The tactics of pirates around the globe are shifting from hijacking to kidnapping, according to analysis by security firm IHS Markit.

The number of kidnappings by pirates has risen to 44 so far this year, compared to 19 last year, and nine in 2014.

But the overall number of piracy attacks, which includes hijacking and robbery, is on the decline. To date, 2016 has had fewer than 100 attacks, making it the quietest year in six years. By way of comparison, there were 245 piracy in 2014, according to IHS Markit.

The seas around the Philippines are the most pirated, with Nigeria and India second and third, respectively.

In the Gulf of Guinea, near Nigeria, kidnapping accounted for 20% of all piracy indents in 2012, hijacking 24% and robbery 56%. Between January and September 2016, those number had increased to kidnaps accounting to 60% of all piracy incidents whiles 40% were robberies.

Devlin McStay, data analyst at IHS Maritime and Trade said: “Piracy has changed in the past three years.
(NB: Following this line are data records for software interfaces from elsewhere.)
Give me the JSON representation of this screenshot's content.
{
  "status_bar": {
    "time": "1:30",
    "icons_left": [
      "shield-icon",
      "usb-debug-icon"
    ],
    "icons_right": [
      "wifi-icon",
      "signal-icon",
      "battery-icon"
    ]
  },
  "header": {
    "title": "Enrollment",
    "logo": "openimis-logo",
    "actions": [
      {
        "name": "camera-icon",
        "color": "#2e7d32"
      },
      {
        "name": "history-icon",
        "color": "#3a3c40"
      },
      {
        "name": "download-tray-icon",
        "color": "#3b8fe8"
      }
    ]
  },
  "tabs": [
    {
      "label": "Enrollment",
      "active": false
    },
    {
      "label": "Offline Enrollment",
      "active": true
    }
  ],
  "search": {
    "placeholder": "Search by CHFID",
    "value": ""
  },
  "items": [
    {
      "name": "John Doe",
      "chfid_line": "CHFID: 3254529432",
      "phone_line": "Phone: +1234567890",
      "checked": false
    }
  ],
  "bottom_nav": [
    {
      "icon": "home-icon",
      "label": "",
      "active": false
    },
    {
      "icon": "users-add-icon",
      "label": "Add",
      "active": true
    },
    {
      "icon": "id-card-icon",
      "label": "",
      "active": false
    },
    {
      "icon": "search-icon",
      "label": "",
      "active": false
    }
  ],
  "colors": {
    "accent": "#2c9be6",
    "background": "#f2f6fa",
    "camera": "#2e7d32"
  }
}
The number of piracy attacks is decreasing overall, but kidnapping is becoming more common. We are seeing the number of kidnappings rise in the piracy hotspots of Southeast Asia and West Africa.”

“Tankers and bulk carriers are the target of choice, with smaller product chemical and oil tankers the most sought after. A healthy demand for black market fuel and cargo that can be transferred quickly, means that these are the most sought after.”

IHS says it has also recorded an escalation of militant terrorist groups in Southeast Asia employing a modus operandi more commonly associated with the region’s pirate groups.